RJ: As far as dyes, there’s this really cool dye-house out in LA we use. We love the hand-to-garment idea, touching each piece and adding something special to it. Stripes are hand-painted on. When you see checkered ones, those are rolled on using wax and paint, which is a pretty long process – you have to hand-paint a lot of the patterns on the shirt – and oftentimes it’ll take 2 or 3 days to complete. They’re a little bit more expensive, but we try our best to keep them affordable. We want everybody to have a hemp shirt, but the unique designs and patterns are also a great added touch.


BKDG: From looking at the shirts, in person and online, they seem to give off this retro-surf type vibe – like what shirts used to be like, or should be like. Has old surf culture or outdoorsy culture inspired you at all?

RJ: I grew up in Phoenix – I lived there from 5 years old to 13 – and I was just this little skater kid. I’d carry around Sex Wax in my back pocket – I didn’t even know what to do with it, I think I tried to eat it once – it was just something you did out there to be cool. OP, Lightning Bolt… these were all super inspirational to me. I’d wear their t-shirts until they shredded – the uniform was OP shorts, t-shirt, and some Vans. Everyday.

I moved to Seattle and realized you could actually wear pants, scarves, jackets… parachute pants were in and I couldn’t figure those out, so many zippers and pockets. My influence, though, was still the Southern California skate scene.

When I started Jungmaven, I was living in Costa Rica surfing almost everyday, so Jungmaven has really sprung from that. I always say Jungmaven’s the Volkswagen van with a mountain bike, surfboard, rock climbing gear, a bag of Goji berries (laughs). It’s really more of a lifestyle – it’s all about living well, enjoying life, taking care of the environment. It’s a soul-driven company that has a real environmental purpose, so we have a healthy one for many, many generations to come. The seed of it is from what we know – surfing, enjoying the outdoors – but it’s really meant for everybody.

BKDG: Finally, what’s your go-to Jungmaven product? If you had to choose one favorite piece you make or own, whether it’s a henley, t-shirt, sweatshirt… what would it be?

RJ: Hm, that’s a good question. The Baja tee is what we’ve been making for the longest – since 1996, with Manastash – it’s heavier weight, 7 oz, more ‘old school.’ That’s probably my favorite piece – it’s the shirts I remember from childhood, ones you wear for 10 to 12 years. I actually have one in my closet that’s been around for that long. Maybe not the best thing for re-selling, but it’s a great product that’s built to last.

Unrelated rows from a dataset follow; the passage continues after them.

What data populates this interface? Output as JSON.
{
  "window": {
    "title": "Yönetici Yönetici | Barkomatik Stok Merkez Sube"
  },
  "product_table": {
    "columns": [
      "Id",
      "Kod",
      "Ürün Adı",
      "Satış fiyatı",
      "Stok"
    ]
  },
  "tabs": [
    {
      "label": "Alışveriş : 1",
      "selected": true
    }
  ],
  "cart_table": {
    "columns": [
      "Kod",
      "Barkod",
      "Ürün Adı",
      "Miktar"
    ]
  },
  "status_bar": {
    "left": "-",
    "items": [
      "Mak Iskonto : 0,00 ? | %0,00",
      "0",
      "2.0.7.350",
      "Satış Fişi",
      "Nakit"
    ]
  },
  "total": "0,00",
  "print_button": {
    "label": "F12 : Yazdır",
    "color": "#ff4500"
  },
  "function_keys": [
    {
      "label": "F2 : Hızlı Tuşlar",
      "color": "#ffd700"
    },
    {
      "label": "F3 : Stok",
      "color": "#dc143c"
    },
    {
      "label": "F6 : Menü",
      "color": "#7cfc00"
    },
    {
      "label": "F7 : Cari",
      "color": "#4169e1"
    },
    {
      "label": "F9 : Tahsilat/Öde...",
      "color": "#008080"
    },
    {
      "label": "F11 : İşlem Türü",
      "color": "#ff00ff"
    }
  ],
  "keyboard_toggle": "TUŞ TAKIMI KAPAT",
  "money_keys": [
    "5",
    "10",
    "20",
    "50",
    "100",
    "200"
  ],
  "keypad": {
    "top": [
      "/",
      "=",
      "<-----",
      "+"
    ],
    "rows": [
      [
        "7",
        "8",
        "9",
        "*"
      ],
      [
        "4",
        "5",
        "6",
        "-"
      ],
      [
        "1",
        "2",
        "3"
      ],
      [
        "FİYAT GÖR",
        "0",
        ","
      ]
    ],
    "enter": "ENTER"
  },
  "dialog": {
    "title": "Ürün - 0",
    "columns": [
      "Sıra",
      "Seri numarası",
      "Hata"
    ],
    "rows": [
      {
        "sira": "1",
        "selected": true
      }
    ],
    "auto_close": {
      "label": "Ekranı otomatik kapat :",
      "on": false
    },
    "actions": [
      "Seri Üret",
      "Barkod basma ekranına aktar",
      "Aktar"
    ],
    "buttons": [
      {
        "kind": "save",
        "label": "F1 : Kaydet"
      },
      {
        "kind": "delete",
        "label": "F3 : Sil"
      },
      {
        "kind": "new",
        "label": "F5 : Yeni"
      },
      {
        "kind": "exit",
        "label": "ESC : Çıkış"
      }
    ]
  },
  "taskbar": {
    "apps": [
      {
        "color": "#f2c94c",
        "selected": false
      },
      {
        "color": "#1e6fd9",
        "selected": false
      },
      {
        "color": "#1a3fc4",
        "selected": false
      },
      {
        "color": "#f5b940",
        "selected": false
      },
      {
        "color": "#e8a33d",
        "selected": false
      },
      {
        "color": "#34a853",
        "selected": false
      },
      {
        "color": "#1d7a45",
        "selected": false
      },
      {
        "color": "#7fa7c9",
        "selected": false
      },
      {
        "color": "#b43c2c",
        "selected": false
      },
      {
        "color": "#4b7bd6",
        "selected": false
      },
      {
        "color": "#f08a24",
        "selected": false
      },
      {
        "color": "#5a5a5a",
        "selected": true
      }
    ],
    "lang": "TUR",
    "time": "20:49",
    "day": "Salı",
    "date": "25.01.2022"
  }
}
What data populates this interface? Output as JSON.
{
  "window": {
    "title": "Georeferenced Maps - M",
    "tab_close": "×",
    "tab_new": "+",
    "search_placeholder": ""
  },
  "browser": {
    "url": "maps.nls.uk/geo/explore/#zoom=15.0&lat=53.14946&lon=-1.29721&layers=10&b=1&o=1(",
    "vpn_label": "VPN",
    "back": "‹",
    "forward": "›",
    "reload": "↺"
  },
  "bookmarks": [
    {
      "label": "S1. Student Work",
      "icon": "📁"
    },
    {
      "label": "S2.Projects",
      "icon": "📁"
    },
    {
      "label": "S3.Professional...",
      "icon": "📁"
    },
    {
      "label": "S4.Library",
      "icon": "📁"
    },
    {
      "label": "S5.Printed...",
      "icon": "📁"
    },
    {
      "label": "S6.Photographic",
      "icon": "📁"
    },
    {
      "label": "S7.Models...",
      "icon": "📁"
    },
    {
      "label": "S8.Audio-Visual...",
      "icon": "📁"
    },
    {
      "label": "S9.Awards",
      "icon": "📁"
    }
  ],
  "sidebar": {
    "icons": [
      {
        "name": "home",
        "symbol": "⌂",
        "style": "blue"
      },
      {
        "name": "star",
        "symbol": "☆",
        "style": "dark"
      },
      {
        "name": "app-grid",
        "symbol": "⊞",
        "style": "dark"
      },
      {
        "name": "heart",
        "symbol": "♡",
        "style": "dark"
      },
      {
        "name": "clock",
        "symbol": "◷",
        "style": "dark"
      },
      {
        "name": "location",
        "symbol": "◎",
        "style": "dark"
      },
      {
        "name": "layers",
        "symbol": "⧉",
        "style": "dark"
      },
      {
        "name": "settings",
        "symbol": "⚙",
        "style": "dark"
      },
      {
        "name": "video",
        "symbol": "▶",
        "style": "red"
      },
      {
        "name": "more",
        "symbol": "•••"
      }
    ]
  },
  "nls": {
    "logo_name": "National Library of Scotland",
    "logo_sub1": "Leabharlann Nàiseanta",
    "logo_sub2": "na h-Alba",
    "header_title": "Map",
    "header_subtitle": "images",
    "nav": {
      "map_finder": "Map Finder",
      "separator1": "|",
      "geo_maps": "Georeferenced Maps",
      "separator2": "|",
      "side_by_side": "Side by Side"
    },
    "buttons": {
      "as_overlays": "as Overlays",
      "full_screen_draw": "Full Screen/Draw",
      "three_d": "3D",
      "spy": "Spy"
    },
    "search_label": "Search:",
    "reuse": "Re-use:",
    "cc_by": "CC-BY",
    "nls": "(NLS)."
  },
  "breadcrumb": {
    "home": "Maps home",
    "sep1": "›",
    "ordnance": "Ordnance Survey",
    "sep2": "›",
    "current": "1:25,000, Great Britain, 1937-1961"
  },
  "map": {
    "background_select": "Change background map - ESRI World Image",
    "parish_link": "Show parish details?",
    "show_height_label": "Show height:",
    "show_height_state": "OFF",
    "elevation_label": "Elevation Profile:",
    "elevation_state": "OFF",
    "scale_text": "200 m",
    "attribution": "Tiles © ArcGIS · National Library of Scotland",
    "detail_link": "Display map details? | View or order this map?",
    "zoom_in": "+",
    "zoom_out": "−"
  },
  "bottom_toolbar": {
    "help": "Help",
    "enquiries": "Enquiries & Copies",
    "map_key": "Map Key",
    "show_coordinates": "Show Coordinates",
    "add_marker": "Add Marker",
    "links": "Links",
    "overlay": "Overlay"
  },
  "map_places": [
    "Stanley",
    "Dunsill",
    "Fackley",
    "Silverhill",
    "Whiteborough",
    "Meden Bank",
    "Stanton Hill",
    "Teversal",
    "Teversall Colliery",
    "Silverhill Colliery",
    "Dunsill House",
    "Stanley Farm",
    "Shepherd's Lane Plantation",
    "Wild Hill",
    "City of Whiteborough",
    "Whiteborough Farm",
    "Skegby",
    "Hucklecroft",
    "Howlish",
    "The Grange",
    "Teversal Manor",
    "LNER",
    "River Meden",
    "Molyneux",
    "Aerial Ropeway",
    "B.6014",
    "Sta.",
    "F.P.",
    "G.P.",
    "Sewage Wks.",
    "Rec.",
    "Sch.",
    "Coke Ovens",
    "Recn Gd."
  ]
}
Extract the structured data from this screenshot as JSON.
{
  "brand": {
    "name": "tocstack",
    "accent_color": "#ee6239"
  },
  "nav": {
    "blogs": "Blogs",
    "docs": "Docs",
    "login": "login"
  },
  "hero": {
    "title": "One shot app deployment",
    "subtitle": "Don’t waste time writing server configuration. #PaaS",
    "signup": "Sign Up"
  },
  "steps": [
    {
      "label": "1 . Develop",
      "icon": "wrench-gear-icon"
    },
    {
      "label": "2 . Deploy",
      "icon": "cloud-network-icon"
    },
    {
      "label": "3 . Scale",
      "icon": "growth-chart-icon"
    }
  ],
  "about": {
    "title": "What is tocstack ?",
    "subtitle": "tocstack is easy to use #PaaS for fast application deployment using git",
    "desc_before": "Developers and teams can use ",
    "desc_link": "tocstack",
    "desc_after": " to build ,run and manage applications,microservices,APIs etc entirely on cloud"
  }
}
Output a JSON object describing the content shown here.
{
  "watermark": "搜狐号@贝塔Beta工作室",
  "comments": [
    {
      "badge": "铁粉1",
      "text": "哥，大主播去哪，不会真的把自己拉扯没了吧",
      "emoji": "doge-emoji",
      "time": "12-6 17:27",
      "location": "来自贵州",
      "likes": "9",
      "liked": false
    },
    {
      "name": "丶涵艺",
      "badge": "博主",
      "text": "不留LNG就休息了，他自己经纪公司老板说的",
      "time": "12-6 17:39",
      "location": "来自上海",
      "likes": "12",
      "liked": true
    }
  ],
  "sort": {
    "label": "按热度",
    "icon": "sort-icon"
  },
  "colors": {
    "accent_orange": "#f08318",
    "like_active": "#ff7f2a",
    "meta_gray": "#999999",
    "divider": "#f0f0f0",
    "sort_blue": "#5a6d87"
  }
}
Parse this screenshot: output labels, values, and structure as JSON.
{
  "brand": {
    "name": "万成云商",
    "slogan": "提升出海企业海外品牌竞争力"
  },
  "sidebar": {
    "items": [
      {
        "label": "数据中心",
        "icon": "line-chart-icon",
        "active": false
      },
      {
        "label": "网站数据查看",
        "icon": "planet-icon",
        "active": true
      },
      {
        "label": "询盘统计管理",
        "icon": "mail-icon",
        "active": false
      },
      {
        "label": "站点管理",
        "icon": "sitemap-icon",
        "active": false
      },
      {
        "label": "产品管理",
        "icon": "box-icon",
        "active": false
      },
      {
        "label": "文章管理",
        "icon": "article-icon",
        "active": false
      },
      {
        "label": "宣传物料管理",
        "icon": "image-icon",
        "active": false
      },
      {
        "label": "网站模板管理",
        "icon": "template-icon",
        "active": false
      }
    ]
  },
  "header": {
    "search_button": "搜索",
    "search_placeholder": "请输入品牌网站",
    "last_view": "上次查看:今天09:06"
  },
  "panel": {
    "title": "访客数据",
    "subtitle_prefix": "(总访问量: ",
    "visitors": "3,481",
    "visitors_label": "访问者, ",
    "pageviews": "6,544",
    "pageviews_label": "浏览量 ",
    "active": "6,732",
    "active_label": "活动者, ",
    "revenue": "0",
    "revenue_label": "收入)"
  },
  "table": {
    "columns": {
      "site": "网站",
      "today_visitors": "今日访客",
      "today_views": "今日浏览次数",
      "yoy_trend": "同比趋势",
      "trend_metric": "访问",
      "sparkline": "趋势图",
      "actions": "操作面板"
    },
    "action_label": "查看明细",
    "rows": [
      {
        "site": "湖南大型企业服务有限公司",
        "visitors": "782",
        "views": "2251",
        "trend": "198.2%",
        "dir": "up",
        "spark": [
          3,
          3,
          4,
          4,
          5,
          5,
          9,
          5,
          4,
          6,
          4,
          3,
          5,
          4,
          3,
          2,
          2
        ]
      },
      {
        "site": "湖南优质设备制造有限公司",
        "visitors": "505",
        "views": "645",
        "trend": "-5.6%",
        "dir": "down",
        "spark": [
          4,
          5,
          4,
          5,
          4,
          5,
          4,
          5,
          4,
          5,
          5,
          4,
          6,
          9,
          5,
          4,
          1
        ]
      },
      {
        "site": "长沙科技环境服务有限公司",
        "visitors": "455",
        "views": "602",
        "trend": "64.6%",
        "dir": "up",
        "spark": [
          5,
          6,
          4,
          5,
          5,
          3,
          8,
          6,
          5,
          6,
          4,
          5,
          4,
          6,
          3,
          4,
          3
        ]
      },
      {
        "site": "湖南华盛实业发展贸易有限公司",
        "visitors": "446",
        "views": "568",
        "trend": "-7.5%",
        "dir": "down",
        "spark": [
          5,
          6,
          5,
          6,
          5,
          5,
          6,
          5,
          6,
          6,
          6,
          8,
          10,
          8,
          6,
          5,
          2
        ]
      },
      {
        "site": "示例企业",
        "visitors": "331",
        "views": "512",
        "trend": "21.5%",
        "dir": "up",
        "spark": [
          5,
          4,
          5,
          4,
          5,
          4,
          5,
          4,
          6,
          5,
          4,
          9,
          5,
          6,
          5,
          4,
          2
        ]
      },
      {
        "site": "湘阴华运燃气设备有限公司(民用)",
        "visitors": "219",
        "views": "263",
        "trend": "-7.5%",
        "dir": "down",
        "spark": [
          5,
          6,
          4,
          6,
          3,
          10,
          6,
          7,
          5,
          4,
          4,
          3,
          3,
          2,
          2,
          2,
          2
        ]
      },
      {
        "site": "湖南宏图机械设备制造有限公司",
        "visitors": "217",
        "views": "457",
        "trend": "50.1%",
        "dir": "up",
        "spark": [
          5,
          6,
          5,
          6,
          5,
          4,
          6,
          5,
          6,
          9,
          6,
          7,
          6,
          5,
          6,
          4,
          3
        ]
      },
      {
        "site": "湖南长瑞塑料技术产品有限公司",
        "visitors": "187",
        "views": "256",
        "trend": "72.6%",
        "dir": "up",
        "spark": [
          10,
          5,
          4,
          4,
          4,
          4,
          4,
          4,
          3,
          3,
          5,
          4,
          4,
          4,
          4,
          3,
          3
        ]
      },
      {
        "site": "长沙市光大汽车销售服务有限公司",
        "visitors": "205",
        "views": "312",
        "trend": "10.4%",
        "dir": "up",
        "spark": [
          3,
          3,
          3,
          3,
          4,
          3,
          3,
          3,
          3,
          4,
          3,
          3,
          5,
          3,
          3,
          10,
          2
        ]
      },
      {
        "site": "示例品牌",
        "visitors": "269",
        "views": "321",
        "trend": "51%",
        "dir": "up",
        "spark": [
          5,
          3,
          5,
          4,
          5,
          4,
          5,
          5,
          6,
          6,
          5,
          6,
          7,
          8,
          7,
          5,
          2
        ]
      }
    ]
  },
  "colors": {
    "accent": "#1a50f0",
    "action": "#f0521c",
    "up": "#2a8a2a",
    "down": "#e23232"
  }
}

BKDG: The classic.

 RJ: Yeah, exactly. It evolves over wear… it doesn’t just fall apart over a couple weeks or months like so many shirts do. It’s my favorite product, and it’s been with me the longest.



Unsurprisingly, Rob had to be on his way to a Jungmaven Earth Day event. In case you didn’t understand it already, Rob’s Jungmaven crew is really, truly, genuinely passionate about the state of our environment. So next time you’re about to spend 10 bucks on that Hanes 5-pack, think about what Rob’s said. It’s bigger than fashion, and its bigger than us.

 And even if it isn’t bigger than fashion, who cares. These shirts are awesome-looking.

Shop Jungmaven here.